The United Kingdom and the United States oppose the so-called Robin Hood tax, with government officials saying that it would damage efforts to boost the economy and may cause financial firms to flee to other countries or regions.
In contrast, German Chancellor Angela Merkel has expressed support for the FTT but would like members of the 27-nation European Union to agree on the measure before its imposition.
That is a line that echoes the French position.
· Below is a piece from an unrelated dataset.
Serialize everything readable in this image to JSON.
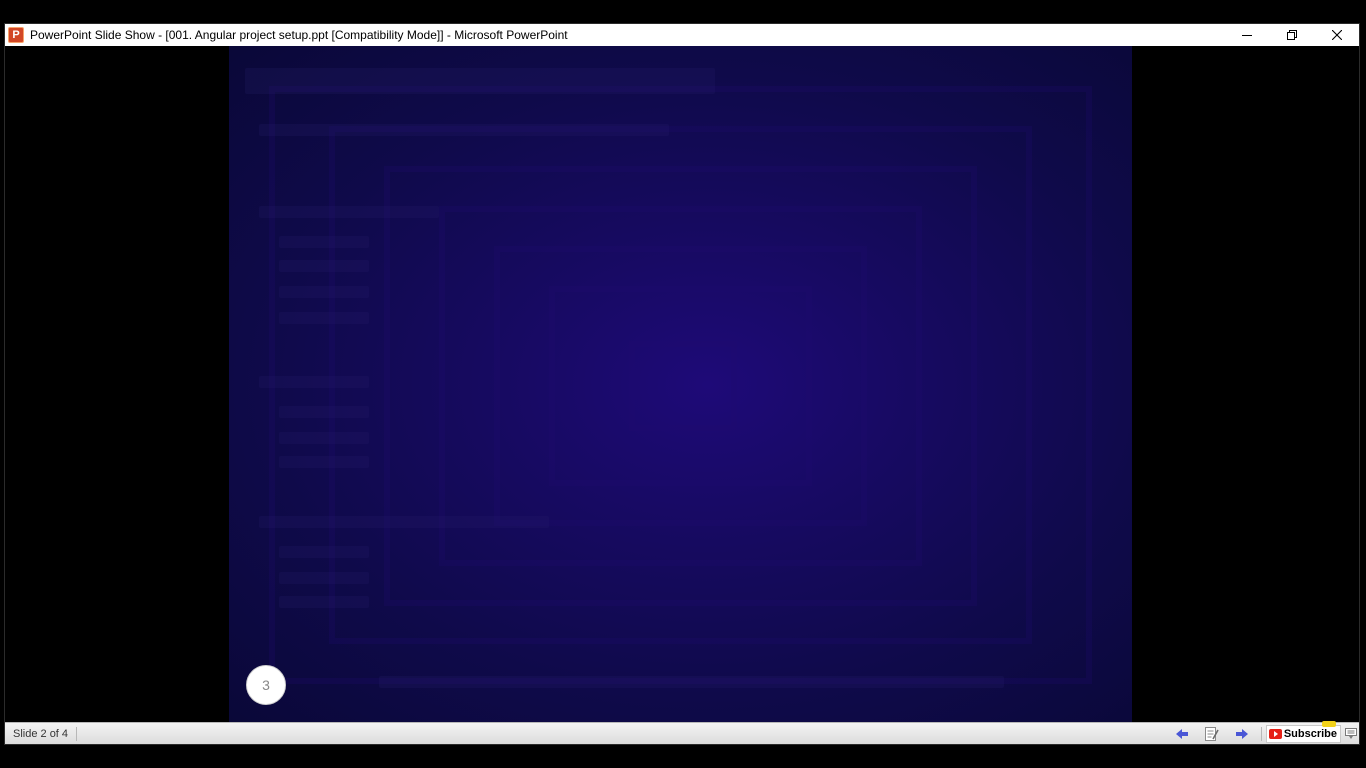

France’s minister for cooperation, Henri de Raincourt, told IPS that parliamentarians were “absolutely unanimous on the need to find innovative financing…and ready to consider that the financial sector, which is one of the sectors that profits from globalisation, should be made to provide this funding.”
France tried to put the tax on the agenda during its presidency last year of the G8 and G20 groups of countries, but the issue was sidelined as the euro-zone crisis worsened.
Now, as Sarkozy prepares for the country’s two-round elections in April and May, some have accused him of using the tax as a political tactic, especially as the opposition Socialist party would feel compelled to support such a levy.
Whatever the motives, the end result would still be desirable if the FTT raises enough money to aid development, especially in poor countries, says Daniel Pentzlin, sustainable finance campaigner for Friends of the Earth Europe.
“The financial transaction tax won’t harm normal people or the economy because the percentage is so low,” he told IPS. “It might drive high-frequency speculative trading out of Europe, but actually we don’t need this market because its harmful in the long run as we’ve seen.
“The FTT is nothing more than something like a value-added tax on financial transactions, and VAT levels are different from country to country,” Pentzlin continued. “This shows that everyone can set their own tariff. France shouldn’t have to wait on others for this.”
By implementing a levy of between 0.01 and 0.1 percent on financial transactions, such as the trading of stocks and bonds, France could gain up to 12 billion euros a year, according to the International Monetary Fund. At the European level, about 50 billion euros could be raised annually, the IMF says.
EU finance ministers are scheduled to discuss the tax in March, but French government officials say it could be presented here as early as next month. The Senate has already passed a bill in November approving the levy.
While France’s financial sector remains resistant to the idea, non-governmental organisations point out that the financial sector is continuing to make profits despite the global economic crisis. And some of the profit-making is causing additional hardships to the world’s poor, they say.
A report published by Friends of the Earth Europe states that “European banks, pension funds and insurance companies are increasing global hunger and poverty by speculating on food prices and financing land grabs in poorer countries.”
The report examines the activities of 29 European banks, pension funds and insurance companies, including Deutsche Bank, Barclays, RBS, Allianz, BNP Paribas, AXA, HSBC, Generali, Allianz, Unicredit and Credit Agricole. It suggests that there is “significant involvement of these financial institutions in food speculation, and the direct or indirect financing of land grabbing.”
Friends of the Earth Europe and other organisations are calling for strict regulation to rein in these activities, and they believe that a tax on financial transactions would also help to decrease speculative trading in commodities.
“Food speculation, with billions of euros flooding in and out of financial products based on foodstuffs, causes price volatility,” the group said in a statement this week. “These rapid and unpredictable price swings hit the most vulnerable hardest, threatening their right to food, and making it more difficult for farmers to maintain an income – creating instability, hunger and poverty.”